The sin—the mindset and heart stance of pride, self-centeredness, and self-protectiveness that shows itself in words, actions, habits, and practices that cause us to harm others and ourselves—does not have to keep locking us away from the life that can be ours in Christ Jesus our Lord. If we open our hearts and lives up to the resurrected Lord he will empower us to live the resurrected life here and now.
And that life will be so full of God’s love, of God’s grace, and God’s life that we will be amazed.
Once we experience the life- and love-giving power of God in this life, we will have no trouble believing that the God who raised Jesus from the dead will also cause us to rise. Once we experience the life that God can give us now, we will have no trouble believing that God will give us life then.
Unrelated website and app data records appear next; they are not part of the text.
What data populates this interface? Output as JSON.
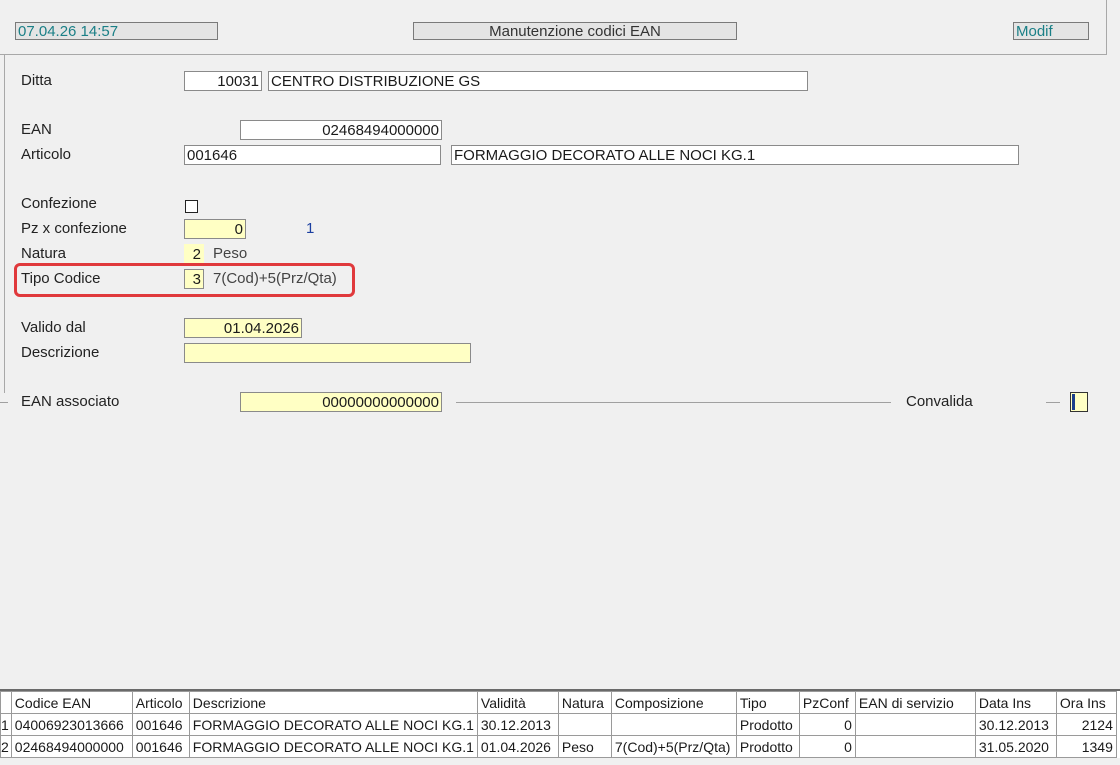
{
  "header": {
    "datetime": "07.04.26 14:57",
    "title": "Manutenzione codici EAN",
    "mode": "Modif"
  },
  "form": {
    "ditta": {
      "label": "Ditta",
      "code": "10031",
      "name": "CENTRO DISTRIBUZIONE GS"
    },
    "ean": {
      "label": "EAN",
      "value": "02468494000000"
    },
    "articolo": {
      "label": "Articolo",
      "code": "001646",
      "description": "FORMAGGIO DECORATO ALLE NOCI KG.1"
    },
    "confezione": {
      "label": "Confezione",
      "checked": false
    },
    "pz_confezione": {
      "label": "Pz x confezione",
      "value": "0",
      "extra": "1"
    },
    "natura": {
      "label": "Natura",
      "value": "2",
      "text": "Peso"
    },
    "tipo_codice": {
      "label": "Tipo Codice",
      "value": "3",
      "text": "7(Cod)+5(Prz/Qta)"
    },
    "valido_dal": {
      "label": "Valido  dal",
      "value": "01.04.2026"
    },
    "descrizione": {
      "label": "Descrizione",
      "value": ""
    },
    "ean_associato": {
      "label": "EAN associato",
      "value": "00000000000000"
    },
    "convalida": {
      "label": "Convalida"
    }
  },
  "grid": {
    "columns": [
      "",
      "Codice EAN",
      "Articolo",
      "Descrizione",
      "Validità",
      "Natura",
      "Composizione",
      "Tipo",
      "PzConf",
      "EAN di servizio",
      "Data  Ins",
      "Ora  Ins"
    ],
    "rows": [
      [
        "1",
        "04006923013666",
        "001646",
        "FORMAGGIO DECORATO ALLE NOCI KG.1",
        "30.12.2013",
        "",
        "",
        "Prodotto",
        "0",
        "",
        "30.12.2013",
        "2124"
      ],
      [
        "2",
        "02468494000000",
        "001646",
        "FORMAGGIO DECORATO ALLE NOCI KG.1",
        "01.04.2026",
        "Peso",
        "7(Cod)+5(Prz/Qta)",
        "Prodotto",
        "0",
        "",
        "31.05.2020",
        "1349"
      ]
    ]
  },
  "colors": {
    "accent_teal": "#1a7f86",
    "highlight_red": "#e0393c",
    "field_yellow": "#ffffc4"
  }
}
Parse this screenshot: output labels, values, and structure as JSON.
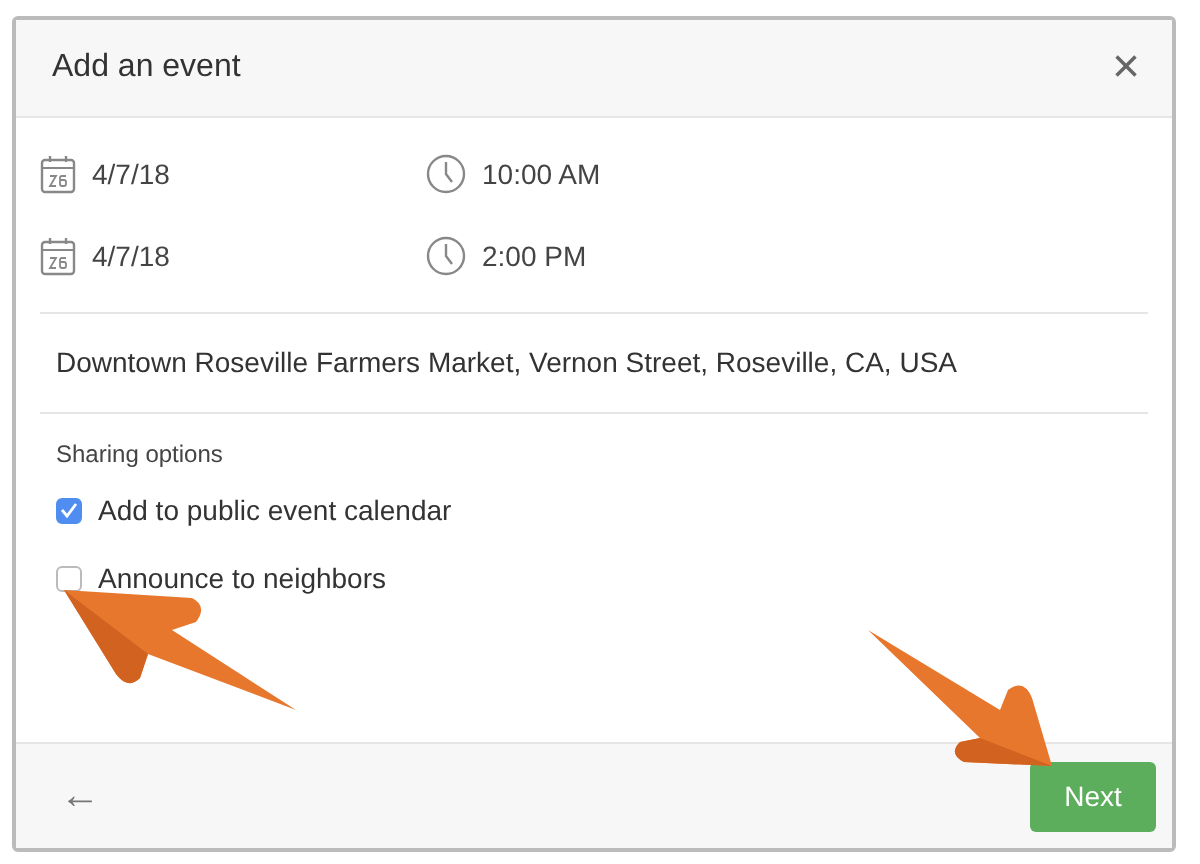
{
  "dialog": {
    "title": "Add an event",
    "close": "×"
  },
  "schedule": [
    {
      "date": "4/7/18",
      "time": "10:00 AM"
    },
    {
      "date": "4/7/18",
      "time": "2:00 PM"
    }
  ],
  "location": "Downtown Roseville Farmers Market, Vernon Street, Roseville, CA, USA",
  "sharing": {
    "heading": "Sharing options",
    "options": [
      {
        "label": "Add to public event calendar",
        "checked": true
      },
      {
        "label": "Announce to neighbors",
        "checked": false
      }
    ]
  },
  "footer": {
    "back": "←",
    "next": "Next"
  }
}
We can follow Jesus out of the tomb now and we can follow Jesus out of the tomb then.
Thanks be to God …